Mathematics Stack Exchange is a question and answer site for people studying math at any level and professionals in related fields. It's 100% free, no registration required.

Sign up
Here's how it works:
  1. Anybody can ask a question
  2. Anybody can answer
  3. The best answers are voted up and rise to the top

Let $f \sim g$ mean that $f/g \rightarrow 1$ as $x \rightarrow \infty$. Does it follow that $\int_{1}^{x} f(t)\, dt \sim \int_{1}^{x}g(t)\, dt$?

share|cite|improve this question
up vote 5 down vote accepted

This question is related to the comparison and limit comparison tests for establishing the convergence or divergence of a series or integral. Throughout my answer, I will assume that both $f$ and $g$ are (eventually) positive and continuous everywhere.

As BebopButUnsteady's answer shows, the conclusion in question is not always true. However, one could still say a little more:

Divergent case: If either one of the integrals $\int_1^x f(t) ~\mathrm dt$ and $\int_1^x ~\mathrm g(t) dt$ diverges, then the other diverges as well, thanks to the limit comparison test. In this case, it is true that $$ \int_1^x f(t) ~\mathrm dt \sim \int_1^x g(t) ~\mathrm dt. $$ [Both sides approach $\infty$ as $x \to \infty$.] See this post for a proof.

Convergent case: If either one of the integrals $\int_1^x f(t) ~\mathrm dt$ and $\int_1^x g(t) ~\mathrm dt$ converges, then the other converges as well, again thanks to the limit comparison test. In this case, just from the definition of the improper integrals $\int_1^{\infty} f(t) ~\mathrm dt$ and $\int_1^{\infty} g(t) ~\mathrm dt$, we have $$ \int_1^x f(t) ~\mathrm dt \to \int_1^{\infty} f(t) ~\mathrm dt $$ and $$ \int_1^x g(t) ~\mathrm dt \to \int_1^{\infty} g(t) ~\mathrm dt. $$ However, of course, the two integrals might converge to different limits; i.e., we need not necessarily have the equality $$ \int_1^{\infty} f(t) ~\mathrm dt \stackrel{\color{Red}{??}}{=} \int_1^{\infty} g(t) ~\mathrm dt. $$ Therefore, it is not necessarily true that $$ \int_1^{x} f(t) ~\mathrm dt \stackrel{\color{Red}{??}}{\sim} \int_1^{x} g(t) ~\mathrm dt. $$

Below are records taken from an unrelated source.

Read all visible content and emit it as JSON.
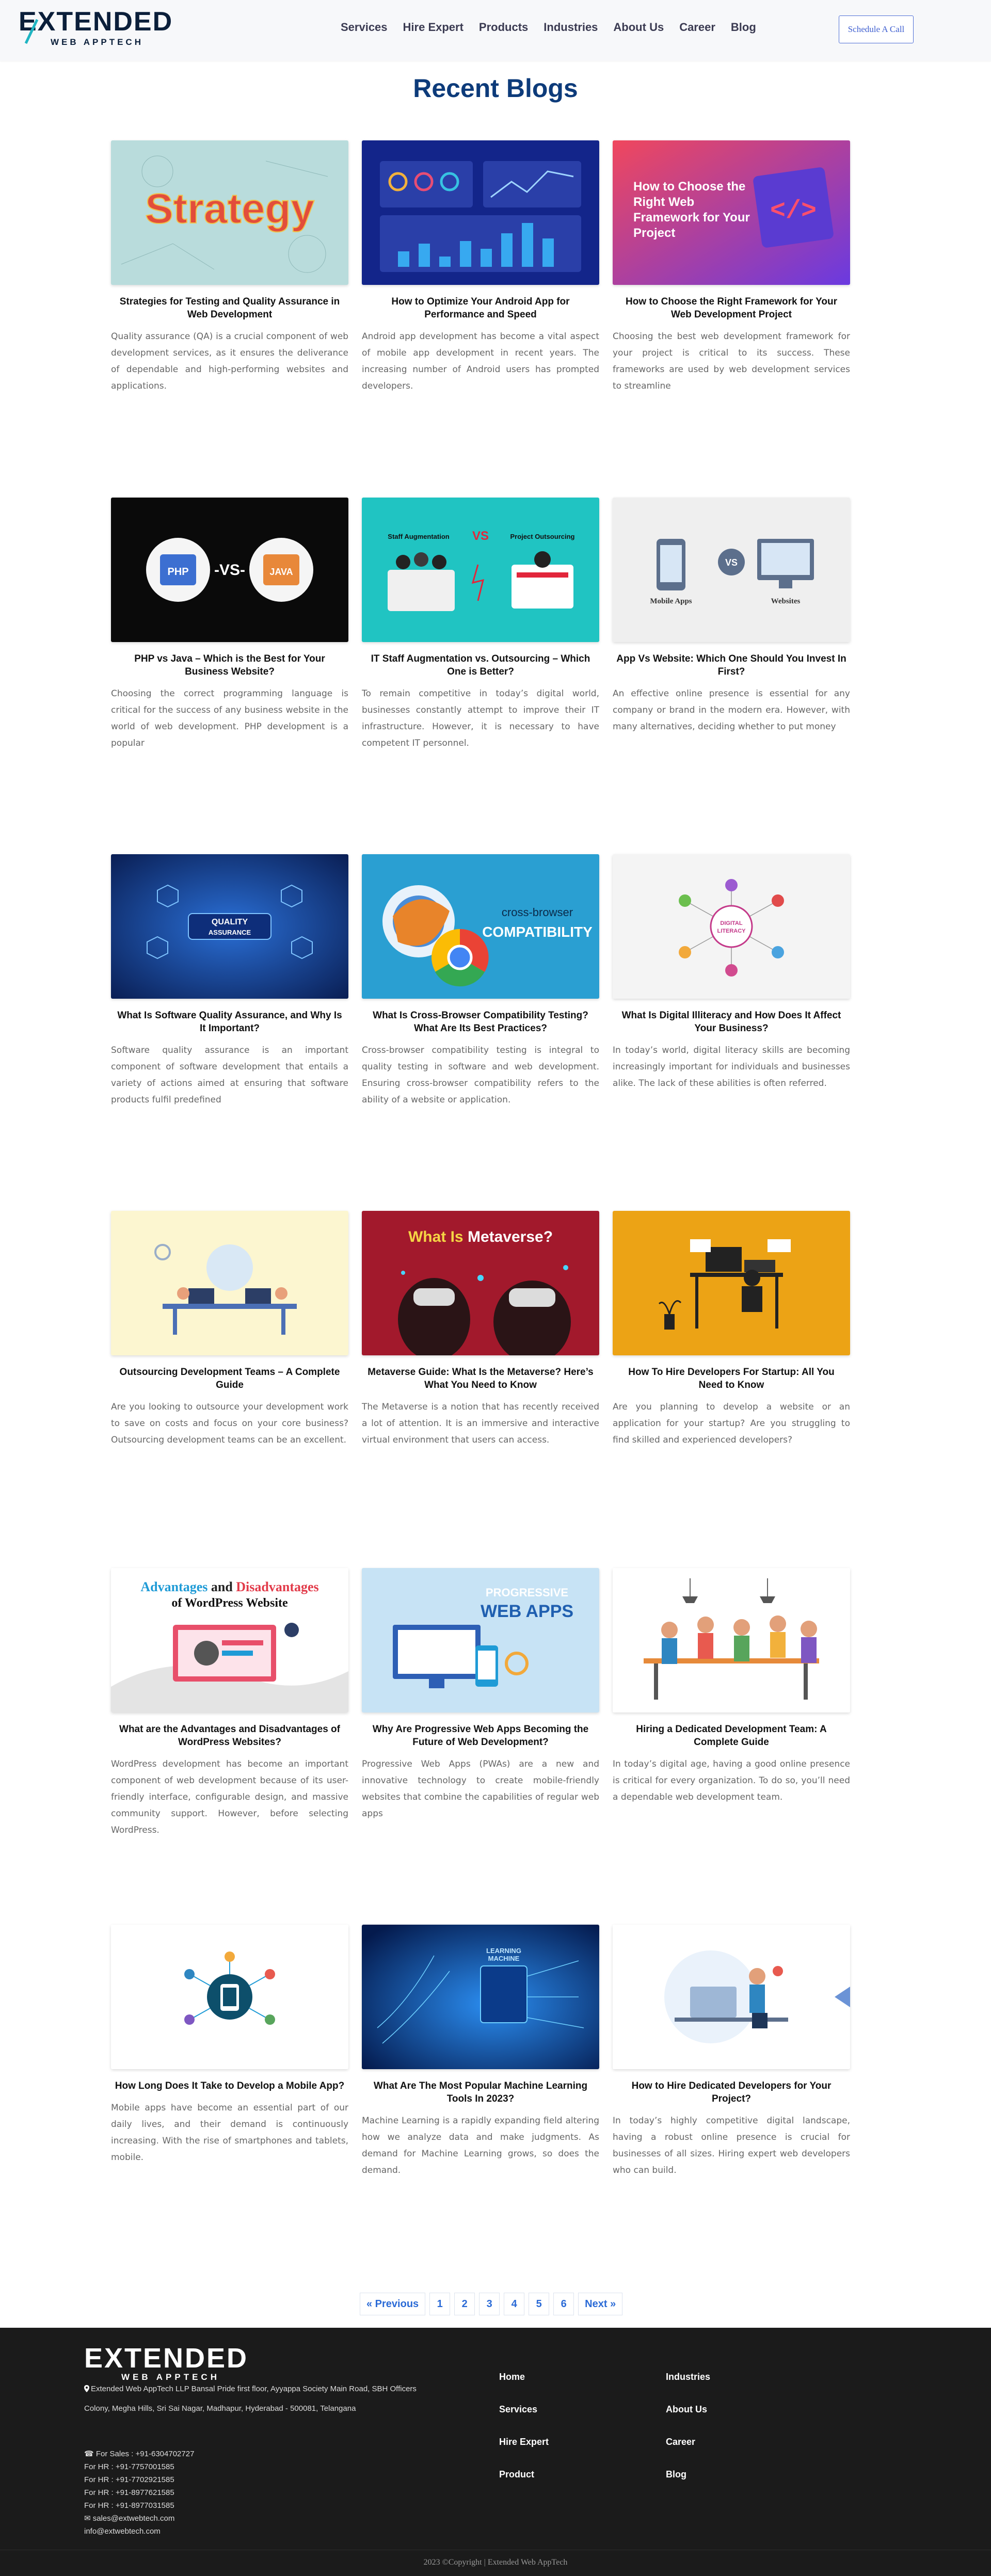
{
  "header": {
    "logo_main": "EXTENDED",
    "logo_sub": "WEB APPTECH",
    "nav": [
      "Services",
      "Hire Expert",
      "Products",
      "Industries",
      "About Us",
      "Career",
      "Blog"
    ],
    "cta": "Schedule A Call"
  },
  "page_title": "Recent Blogs",
  "posts": [
    {
      "title": "Strategies for Testing and Quality Assurance in Web Development",
      "excerpt": "Quality assurance (QA) is a crucial component of web development services, as it ensures the deliverance of dependable and high-performing websites and applications.",
      "image_text": "Strategy"
    },
    {
      "title": "How to Optimize Your Android App for Performance and Speed",
      "excerpt": "Android app development has become a vital aspect of mobile app development in recent years. The increasing number of Android users has prompted developers."
    },
    {
      "title": "How to Choose the Right Framework for Your Web Development Project",
      "excerpt": "Choosing the best web development framework for your project is critical to its success. These frameworks are used by web development services to streamline",
      "image_text": "How to Choose the Right Web Framework for Your Project"
    },
    {
      "title": "PHP vs Java – Which is the Best for Your Business Website?",
      "excerpt": "Choosing the correct programming language is critical for the success of any business website in the world of web development. PHP development is a popular",
      "image_text": [
        "PHP",
        "-VS-",
        "JAVA"
      ]
    },
    {
      "title": "IT Staff Augmentation vs. Outsourcing – Which One is Better?",
      "excerpt": "To remain competitive in today’s digital world, businesses constantly attempt to improve their IT infrastructure. However, it is necessary to have competent IT personnel.",
      "image_text": [
        "Staff Augmentation",
        "VS",
        "Project Outsourcing"
      ]
    },
    {
      "title": "App Vs Website: Which One Should You Invest In First?",
      "excerpt": "An effective online presence is essential for any company or brand in the modern era. However, with many alternatives, deciding whether to put money",
      "image_text": [
        "Mobile Apps",
        "VS",
        "Websites"
      ]
    },
    {
      "title": "What Is Software Quality Assurance, and Why Is It Important?",
      "excerpt": "Software quality assurance is an important component of software development that entails a variety of actions aimed at ensuring that software products fulfil predefined",
      "image_text": [
        "QUALITY",
        "ASSURANCE"
      ]
    },
    {
      "title": "What Is Cross-Browser Compatibility Testing? What Are Its Best Practices?",
      "excerpt": "Cross-browser compatibility testing is integral to quality testing in software and web development. Ensuring cross-browser compatibility refers to the ability of a website or application.",
      "image_text": [
        "cross-browser",
        "COMPATIBILITY"
      ]
    },
    {
      "title": "What Is Digital Illiteracy and How Does It Affect Your Business?",
      "excerpt": "In today’s world, digital literacy skills are becoming increasingly important for individuals and businesses alike. The lack of these abilities is often referred.",
      "image_text": [
        "DIGITAL",
        "LITERACY"
      ]
    },
    {
      "title": "Outsourcing Development Teams – A Complete Guide",
      "excerpt": "Are you looking to outsource your development work to save on costs and focus on your core business? Outsourcing development teams can be an excellent."
    },
    {
      "title": "Metaverse Guide: What Is the Metaverse? Here’s What You Need to Know",
      "excerpt": "The Metaverse is a notion that has recently received a lot of attention. It is an immersive and interactive virtual environment that users can access.",
      "image_text": [
        "What Is ",
        "Metaverse?"
      ]
    },
    {
      "title": "How To Hire Developers For Startup: All You Need to Know",
      "excerpt": "Are you planning to develop a website or an application for your startup? Are you struggling to find skilled and experienced developers?"
    },
    {
      "title": "What are the Advantages and Disadvantages of WordPress Websites?",
      "excerpt": "WordPress development has become an important component of web development because of its user-friendly interface, configurable design, and massive community support. However, before selecting WordPress.",
      "image_text": [
        "Advantages",
        " and ",
        "Disadvantages",
        "of WordPress Website"
      ]
    },
    {
      "title": "Why Are Progressive Web Apps Becoming the Future of Web Development?",
      "excerpt": "Progressive Web Apps (PWAs) are a new and innovative technology to create mobile-friendly websites that combine the capabilities of regular web apps",
      "image_text": [
        "PROGRESSIVE",
        "WEB APPS"
      ]
    },
    {
      "title": "Hiring a Dedicated Development Team: A Complete Guide",
      "excerpt": "In today’s digital age, having a good online presence is critical for every organization. To do so, you’ll need a dependable web development team."
    },
    {
      "title": "How Long Does It Take to Develop a Mobile App?",
      "excerpt": "Mobile apps have become an essential part of our daily lives, and their demand is continuously increasing. With the rise of smartphones and tablets, mobile."
    },
    {
      "title": "What Are The Most Popular Machine Learning Tools In 2023?",
      "excerpt": "Machine Learning is a rapidly expanding field altering how we analyze data and make judgments. As demand for Machine Learning grows, so does the demand.",
      "image_text": [
        "MACHINE",
        "LEARNING"
      ]
    },
    {
      "title": "How to Hire Dedicated Developers for Your Project?",
      "excerpt": "In today’s highly competitive digital landscape, having a robust online presence is crucial for businesses of all sizes. Hiring expert web developers who can build."
    }
  ],
  "pagination": [
    "« Previous",
    "1",
    "2",
    "3",
    "4",
    "5",
    "6",
    "Next »"
  ],
  "footer": {
    "logo_main": "EXTENDED",
    "logo_sub": "WEB APPTECH",
    "address": "Extended Web AppTech LLP Bansal Pride first floor, Ayyappa Society Main Road, SBH Officers Colony, Megha Hills, Sri Sai Nagar, Madhapur, Hyderabad - 500081, Telangana",
    "contacts": [
      "For Sales : +91-6304702727",
      "For HR : +91-7757001585",
      "For HR : +91-7702921585",
      "For HR : +91-8977621585",
      "For HR : +91-8977031585",
      "sales@extwebtech.com",
      "info@extwebtech.com"
    ],
    "col1": [
      "Home",
      "Services",
      "Hire Expert",
      "Product"
    ],
    "col2": [
      "Industries",
      "About Us",
      "Career",
      "Blog"
    ],
    "copyright": "2023 ©Copyright | Extended Web AppTech"
  },
  "colors": {
    "brand_dark": "#0b1f3a",
    "accent_blue": "#0d3b7a",
    "link_blue": "#2a6ad6",
    "teal": "#1fb5c2",
    "footer_bg": "#1b1b1b"
  }
}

share|cite|improve this answer
Your second bullet point is not correct unless you impose some continuity condition since one of the function may have a non-integrable singularity at finite $x$ which does not change its asymptotic properties at all. – BebopButUnsteady Dec 6 '11 at 1:03
@BebopButUnsteady You're right. I will assume the functions are continuous everywhere. Thanks. – Srivatsan Dec 6 '11 at 2:12

No. Take $f(x) = \frac{1}{x^2}$ and $g(x) =\frac{1}{x^2} +\frac{1}{x^3}$.

share|cite|improve this answer

Your Answer


By posting your answer, you agree to the privacy policy and terms of service.

Not the answer you're looking for? Browse other questions tagged or ask your own question.